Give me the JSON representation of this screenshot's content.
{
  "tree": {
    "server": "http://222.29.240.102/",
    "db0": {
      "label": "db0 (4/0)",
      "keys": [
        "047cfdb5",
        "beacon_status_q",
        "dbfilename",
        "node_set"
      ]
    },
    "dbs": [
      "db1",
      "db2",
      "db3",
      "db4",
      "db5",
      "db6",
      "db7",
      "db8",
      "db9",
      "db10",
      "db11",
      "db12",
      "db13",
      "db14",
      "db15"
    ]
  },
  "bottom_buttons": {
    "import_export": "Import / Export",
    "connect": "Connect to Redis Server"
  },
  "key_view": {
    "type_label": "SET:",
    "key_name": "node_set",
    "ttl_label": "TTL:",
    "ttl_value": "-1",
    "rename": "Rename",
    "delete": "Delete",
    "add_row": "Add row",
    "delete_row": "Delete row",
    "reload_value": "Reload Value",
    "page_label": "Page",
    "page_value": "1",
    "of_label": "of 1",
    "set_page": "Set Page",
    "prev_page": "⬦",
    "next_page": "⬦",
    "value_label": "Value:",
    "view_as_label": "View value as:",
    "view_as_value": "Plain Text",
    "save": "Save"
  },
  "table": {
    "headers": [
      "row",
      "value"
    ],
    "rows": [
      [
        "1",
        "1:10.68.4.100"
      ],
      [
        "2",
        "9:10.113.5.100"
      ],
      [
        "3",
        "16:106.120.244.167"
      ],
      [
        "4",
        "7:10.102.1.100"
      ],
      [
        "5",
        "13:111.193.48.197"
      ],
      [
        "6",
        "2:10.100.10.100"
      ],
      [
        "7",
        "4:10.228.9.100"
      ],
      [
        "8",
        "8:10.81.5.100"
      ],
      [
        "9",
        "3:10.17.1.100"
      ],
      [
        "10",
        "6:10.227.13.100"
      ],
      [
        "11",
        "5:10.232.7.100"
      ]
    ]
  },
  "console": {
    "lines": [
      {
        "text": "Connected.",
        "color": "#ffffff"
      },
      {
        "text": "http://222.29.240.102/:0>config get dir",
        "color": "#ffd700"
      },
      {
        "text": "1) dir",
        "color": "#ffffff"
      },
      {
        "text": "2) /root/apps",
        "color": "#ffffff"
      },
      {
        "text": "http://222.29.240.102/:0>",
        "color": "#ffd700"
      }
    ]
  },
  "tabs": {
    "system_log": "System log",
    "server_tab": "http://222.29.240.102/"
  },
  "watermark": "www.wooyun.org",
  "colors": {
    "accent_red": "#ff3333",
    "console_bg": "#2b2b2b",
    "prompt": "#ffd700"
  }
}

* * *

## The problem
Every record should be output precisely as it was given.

## Solution
Give me the JSON representation of this screenshot's content.
{
  "tree": {
    "server": "http://222.29.240.102/",
    "db0": {
      "label": "db0 (4/0)",
      "keys": [
        "047cfdb5",
        "beacon_status_q",
        "dbfilename",
        "node_set"
      ]
    },
    "dbs": [
      "db1",
      "db2",
      "db3",
      "db4",
      "db5",
      "db6",
      "db7",
      "db8",
      "db9",
      "db10",
      "db11",
      "db12",
      "db13",
      "db14",
      "db15"
    ]
  },
  "bottom_buttons": {
    "import_export": "Import / Export",
    "connect": "Connect to Redis Server"
  },
  "key_view": {
    "type_label": "SET:",
    "key_name": "node_set",
    "ttl_label": "TTL:",
    "ttl_value": "-1",
    "rename": "Rename",
    "delete": "Delete",
    "add_row": "Add row",
    "delete_row": "Delete row",
    "reload_value": "Reload Value",
    "page_label": "Page",
    "page_value": "1",
    "of_label": "of 1",
    "set_page": "Set Page",
    "prev_page": "⬦",
    "next_page": "⬦",
    "value_label": "Value:",
    "view_as_label": "View value as:",
    "view_as_value": "Plain Text",
    "save": "Save"
  },
  "table": {
    "headers": [
      "row",
      "value"
    ],
    "rows": [
      [
        "1",
        "1:10.68.4.100"
      ],
      [
        "2",
        "9:10.113.5.100"
      ],
      [
        "3",
        "16:106.120.244.167"
      ],
      [
        "4",
        "7:10.102.1.100"
      ],
      [
        "5",
        "13:111.193.48.197"
      ],
      [
        "6",
        "2:10.100.10.100"
      ],
      [
        "7",
        "4:10.228.9.100"
      ],
      [
        "8",
        "8:10.81.5.100"
      ],
      [
        "9",
        "3:10.17.1.100"
      ],
      [
        "10",
        "6:10.227.13.100"
      ],
      [
        "11",
        "5:10.232.7.100"
      ]
    ]
  },
  "console": {
    "lines": [
      {
        "text": "Connected.",
        "color": "#ffffff"
      },
      {
        "text": "http://222.29.240.102/:0>config get dir",
        "color": "#ffd700"
      },
      {
        "text": "1) dir",
        "color": "#ffffff"
      },
      {
        "text": "2) /root/apps",
        "color": "#ffffff"
      },
      {
        "text": "http://222.29.240.102/:0>",
        "color": "#ffd700"
      }
    ]
  },
  "tabs": {
    "system_log": "System log",
    "server_tab": "http://222.29.240.102/"
  },
  "watermark": "www.wooyun.org",
  "colors": {
    "accent_red": "#ff3333",
    "console_bg": "#2b2b2b",
    "prompt": "#ffd700"
  }
}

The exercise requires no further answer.